The most crucial factor of climbing ropes weight is the fiber used for manufacturing. The fibers can vary from one option to another. These can include (source):
As you can see, there are numerous fiber options. Broadly speaking, you can divide them into two categories, which are natural fiber and synthetic fiber ropes.
Due to this very reason, you must first decide if you want to go with the natural ones or the synthetic ones and then take a call. The good idea is to pick one depending on the weight of the rope and its load-carrying capacity.
The second factor is the length of the rope. As common sense suggests, the longer the rope, the heavier it gets. Hence, I suggest that you make well-done research of the particular type you need for your journey.
Do Heavier Ropes Last Longer?
The life span of the climbing rope depends more on your frequency of use, rather on the rope’s weight. If you use it multiple times throughout the week, it will last only around a year.
If you’re using it on a couple of weekends a month, it can even last for 3 to 4 years. Still, when you pick a thicker rope, for example, 12mm over 9mm, it would probably last longer.
Are Lightweight Ropes More Likely to Break?
Climbing ropes are most likely to be cut rather than be broken (source). It can happen when they rub on the sharp edges of the rocks. In most of the cases, the climbing ropes are such that they can handle a significant amount of weight. Usually, the maximum weight limit is generally not put on them, and that is why they are not likely to break.
If you go with the dynamic ones, they can handle large loads more effectively as they are bit stretchable and elastic. Thus, the answer to this question is that they are more likely to be cut rather than be broken, and the weight itself plays a less significant role.
Additional Weight Factors

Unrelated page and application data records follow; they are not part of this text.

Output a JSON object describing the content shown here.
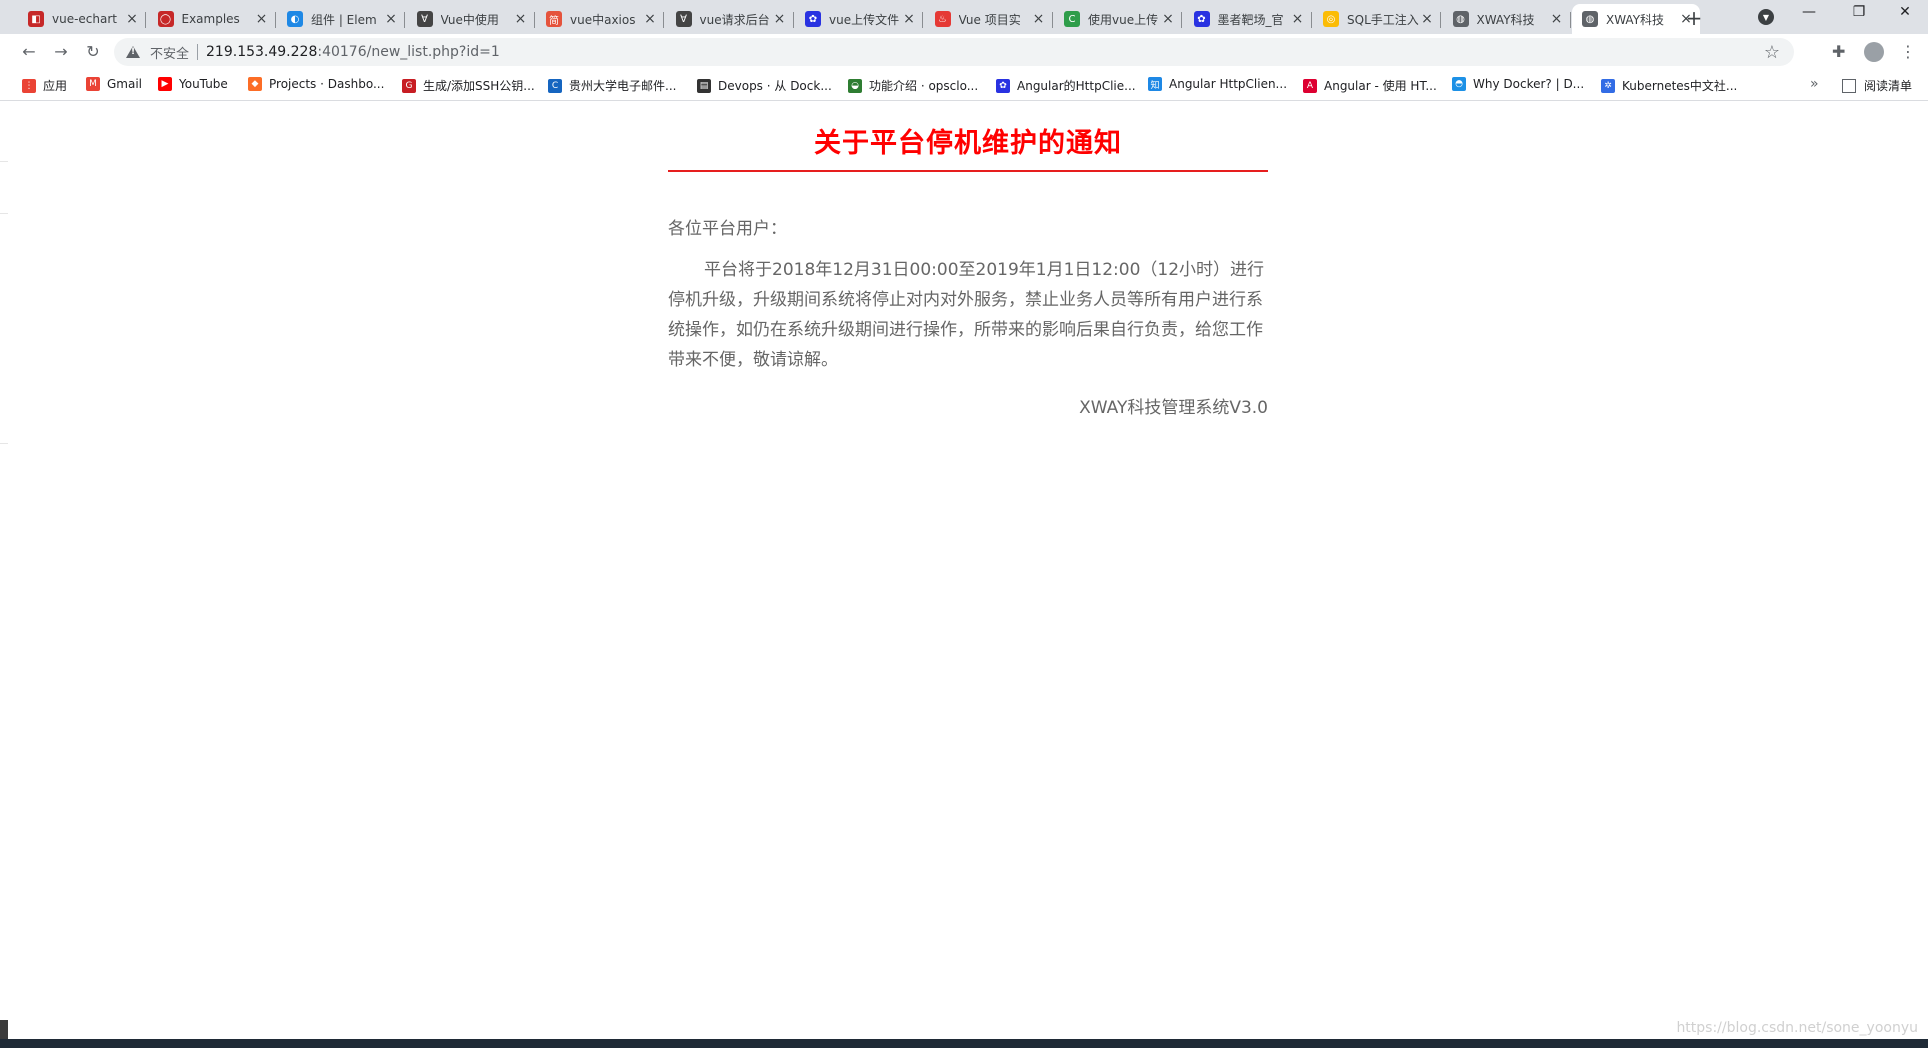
{
  "browser": {
    "tabs": [
      {
        "title": "vue-echart",
        "favicon_color": "#c62828",
        "favicon_glyph": "◧"
      },
      {
        "title": "Examples",
        "favicon_color": "#c62828",
        "favicon_glyph": "◯"
      },
      {
        "title": "组件 | Elem",
        "favicon_color": "#1e88e5",
        "favicon_glyph": "◐"
      },
      {
        "title": "Vue中使用",
        "favicon_color": "#444444",
        "favicon_glyph": "∀"
      },
      {
        "title": "vue中axios",
        "favicon_color": "#e5533c",
        "favicon_glyph": "简"
      },
      {
        "title": "vue请求后台",
        "favicon_color": "#444444",
        "favicon_glyph": "∀"
      },
      {
        "title": "vue上传文件",
        "favicon_color": "#2932e1",
        "favicon_glyph": "✿"
      },
      {
        "title": "Vue 项目实",
        "favicon_color": "#e53935",
        "favicon_glyph": "♨"
      },
      {
        "title": "使用vue上传",
        "favicon_color": "#2e9d4a",
        "favicon_glyph": "C"
      },
      {
        "title": "墨者靶场_官",
        "favicon_color": "#2932e1",
        "favicon_glyph": "✿"
      },
      {
        "title": "SQL手工注入",
        "favicon_color": "#fbbc05",
        "favicon_glyph": "◎"
      },
      {
        "title": "XWAY科技",
        "favicon_color": "#5f6368",
        "favicon_glyph": "◍"
      },
      {
        "title": "XWAY科技",
        "favicon_color": "#5f6368",
        "favicon_glyph": "◍",
        "active": true
      }
    ],
    "address": {
      "security_label": "不安全",
      "host": "219.153.49.228",
      "path": ":40176/new_list.php?id=1"
    },
    "bookmarks": [
      {
        "label": "应用",
        "color": "#ea4335",
        "glyph": "⋮"
      },
      {
        "label": "Gmail",
        "color": "#ea4335",
        "glyph": "M"
      },
      {
        "label": "YouTube",
        "color": "#ff0000",
        "glyph": "▶"
      },
      {
        "label": "Projects · Dashbo...",
        "color": "#fc6d26",
        "glyph": "◆"
      },
      {
        "label": "生成/添加SSH公钥...",
        "color": "#c71d23",
        "glyph": "G"
      },
      {
        "label": "贵州大学电子邮件...",
        "color": "#1565c0",
        "glyph": "C"
      },
      {
        "label": "Devops · 从 Dock...",
        "color": "#333333",
        "glyph": "▤"
      },
      {
        "label": "功能介绍 · opsclo...",
        "color": "#2e7d32",
        "glyph": "◒"
      },
      {
        "label": "Angular的HttpClie...",
        "color": "#2932e1",
        "glyph": "✿"
      },
      {
        "label": "Angular HttpClien...",
        "color": "#1e88e5",
        "glyph": "知"
      },
      {
        "label": "Angular - 使用 HT...",
        "color": "#dd0031",
        "glyph": "A"
      },
      {
        "label": "Why Docker? | D...",
        "color": "#1d91e6",
        "glyph": "◓"
      },
      {
        "label": "Kubernetes中文社...",
        "color": "#326ce5",
        "glyph": "✲"
      }
    ],
    "more_label": "»",
    "reading_list_label": "阅读清单"
  },
  "notice": {
    "title": "关于平台停机维护的通知",
    "greeting": "各位平台用户：",
    "body": "平台将于2018年12月31日00:00至2019年1月1日12:00（12小时）进行停机升级，升级期间系统将停止对内对外服务，禁止业务人员等所有用户进行系统操作，如仍在系统升级期间进行操作，所带来的影响后果自行负责，给您工作带来不便，敬请谅解。",
    "signature": "XWAY科技管理系统V3.0"
  },
  "watermark": "https://blog.csdn.net/sone_yoonyu"
}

So climbing ropes have their impact on your back when it comes to weight. Still, in comparison to other equipment, I treat them as a lightweight gear.
If you are going to camp on a mountain, for example, you would carry much heavier stuff. For that, I highly recommend that you read an article I’ve written on how much should your backpack weigh. I included there 50 examples of camping gear, divided into nine categories, and mentioned the weight of each one.

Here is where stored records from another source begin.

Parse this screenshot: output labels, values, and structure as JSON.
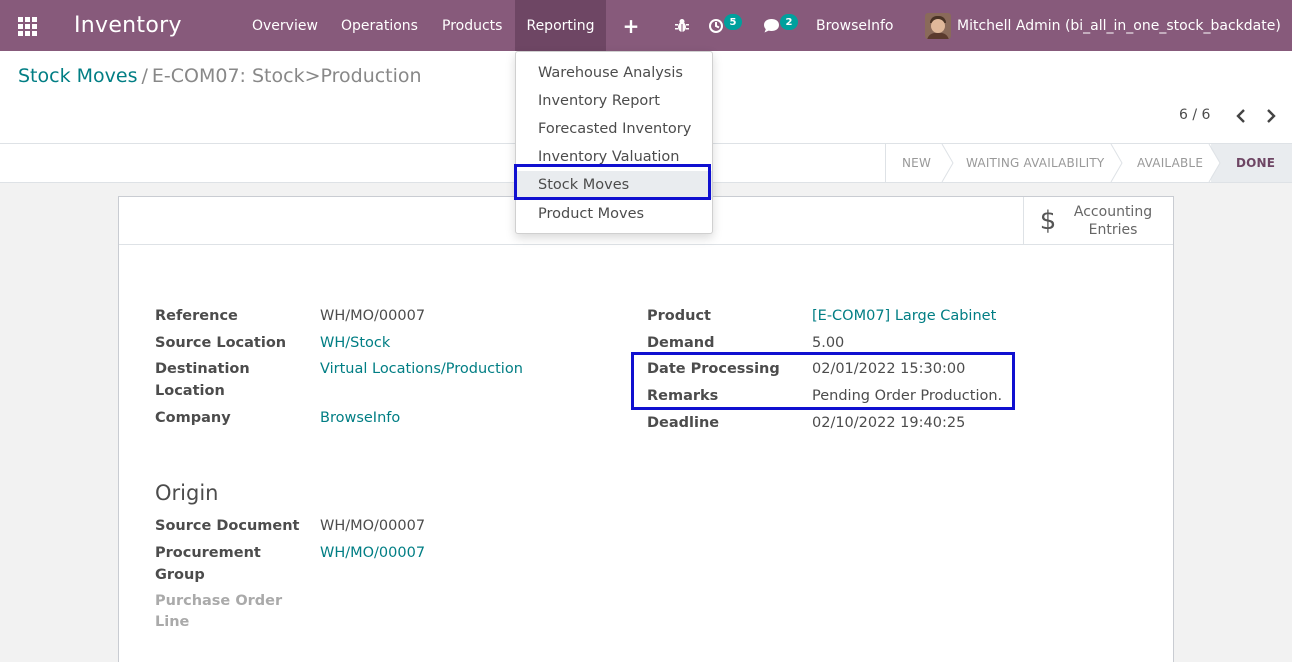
{
  "navbar": {
    "app_name": "Inventory",
    "menu": [
      "Overview",
      "Operations",
      "Products",
      "Reporting"
    ],
    "activity_count": "5",
    "message_count": "2",
    "company": "BrowseInfo",
    "user": "Mitchell Admin (bi_all_in_one_stock_backdate)",
    "icons": {
      "apps": "apps-grid-icon",
      "plus": "plus-icon",
      "debug": "bug-icon",
      "activity": "clock-icon",
      "messages": "chat-icon"
    }
  },
  "reporting_menu": {
    "items": [
      "Warehouse Analysis",
      "Inventory Report",
      "Forecasted Inventory",
      "Inventory Valuation",
      "Stock Moves",
      "Product Moves"
    ],
    "selected": "Stock Moves"
  },
  "breadcrumb": {
    "parent": "Stock Moves",
    "separator": "/",
    "current": "E-COM07: Stock>Production"
  },
  "pager": {
    "value": "6 / 6"
  },
  "status": {
    "stages": [
      "NEW",
      "WAITING AVAILABILITY",
      "AVAILABLE",
      "DONE"
    ],
    "current": "DONE"
  },
  "smart_button": {
    "line1": "Accounting",
    "line2": "Entries",
    "icon": "dollar-icon"
  },
  "form": {
    "reference": {
      "label": "Reference",
      "value": "WH/MO/00007"
    },
    "source_location": {
      "label": "Source Location",
      "value": "WH/Stock"
    },
    "destination_location": {
      "label_line1": "Destination",
      "label_line2": "Location",
      "value": "Virtual Locations/Production"
    },
    "company": {
      "label": "Company",
      "value": "BrowseInfo"
    },
    "product": {
      "label": "Product",
      "value": "[E-COM07] Large Cabinet"
    },
    "demand": {
      "label": "Demand",
      "value": "5.00"
    },
    "date_processing": {
      "label": "Date Processing",
      "value": "02/01/2022 15:30:00"
    },
    "remarks": {
      "label": "Remarks",
      "value": "Pending Order Production."
    },
    "deadline": {
      "label": "Deadline",
      "value": "02/10/2022 19:40:25"
    },
    "origin_title": "Origin",
    "source_document": {
      "label": "Source Document",
      "value": "WH/MO/00007"
    },
    "procurement_group": {
      "label_line1": "Procurement",
      "label_line2": "Group",
      "value": "WH/MO/00007"
    },
    "purchase_order_line": {
      "label_line1": "Purchase Order",
      "label_line2": "Line"
    }
  },
  "colors": {
    "navbar": "#875a7b",
    "link": "#017e84",
    "highlight": "#1010d0",
    "badge": "#00a09d"
  }
}
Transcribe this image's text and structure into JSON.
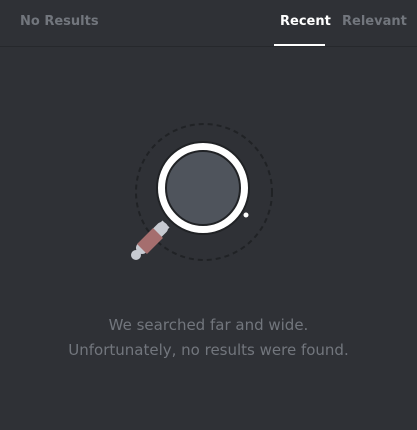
{
  "header": {
    "title": "No Results",
    "tabs": [
      {
        "label": "Recent",
        "active": true
      },
      {
        "label": "Relevant",
        "active": false
      }
    ]
  },
  "empty_state": {
    "icon": "magnifying-glass-icon",
    "line1": "We searched far and wide.",
    "line2": "Unfortunately, no results were found."
  },
  "colors": {
    "background": "#2f3136",
    "active_tab": "#ffffff",
    "muted_text": "#72767d",
    "lens_fill": "#4f545c",
    "handle": "#a56e6e"
  }
}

Also, you should know that your boots play a significant factor in terms of weight and long term hikes. On that topic, please read another article by me on how much do hiking boots weigh. You will find there how lightweight boots play a role in allowing you to hike much longer distances with ease.

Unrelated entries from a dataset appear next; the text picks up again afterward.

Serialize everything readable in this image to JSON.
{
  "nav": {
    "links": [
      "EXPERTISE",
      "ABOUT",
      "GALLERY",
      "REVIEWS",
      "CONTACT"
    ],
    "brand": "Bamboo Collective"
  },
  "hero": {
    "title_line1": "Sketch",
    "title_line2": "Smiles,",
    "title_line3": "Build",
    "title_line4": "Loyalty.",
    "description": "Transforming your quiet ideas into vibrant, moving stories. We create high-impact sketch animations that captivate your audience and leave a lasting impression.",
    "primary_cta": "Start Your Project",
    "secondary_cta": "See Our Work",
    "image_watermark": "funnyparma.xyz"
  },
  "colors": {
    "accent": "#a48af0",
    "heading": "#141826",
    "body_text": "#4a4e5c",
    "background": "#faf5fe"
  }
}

The weight of the climbing rope can vary from 1 lb to 38 lbs. The significant variation is because climbing ropes can be of different types. The difference is not just in length but also in type and construction quality.
That is why, rather than just looking at the generalized range, it is a good idea to look at the weight of the specific type of climbing ropes above.
So, are you planning to choose the lightest climbing rope which you can find?
If yes, my guide above can help you out. I shared the numerous examples of climbing ropes that can help you gain a general idea regarding the types of climbing rope and how much do they weigh.
As a result, choosing the perfect one will become easy for you.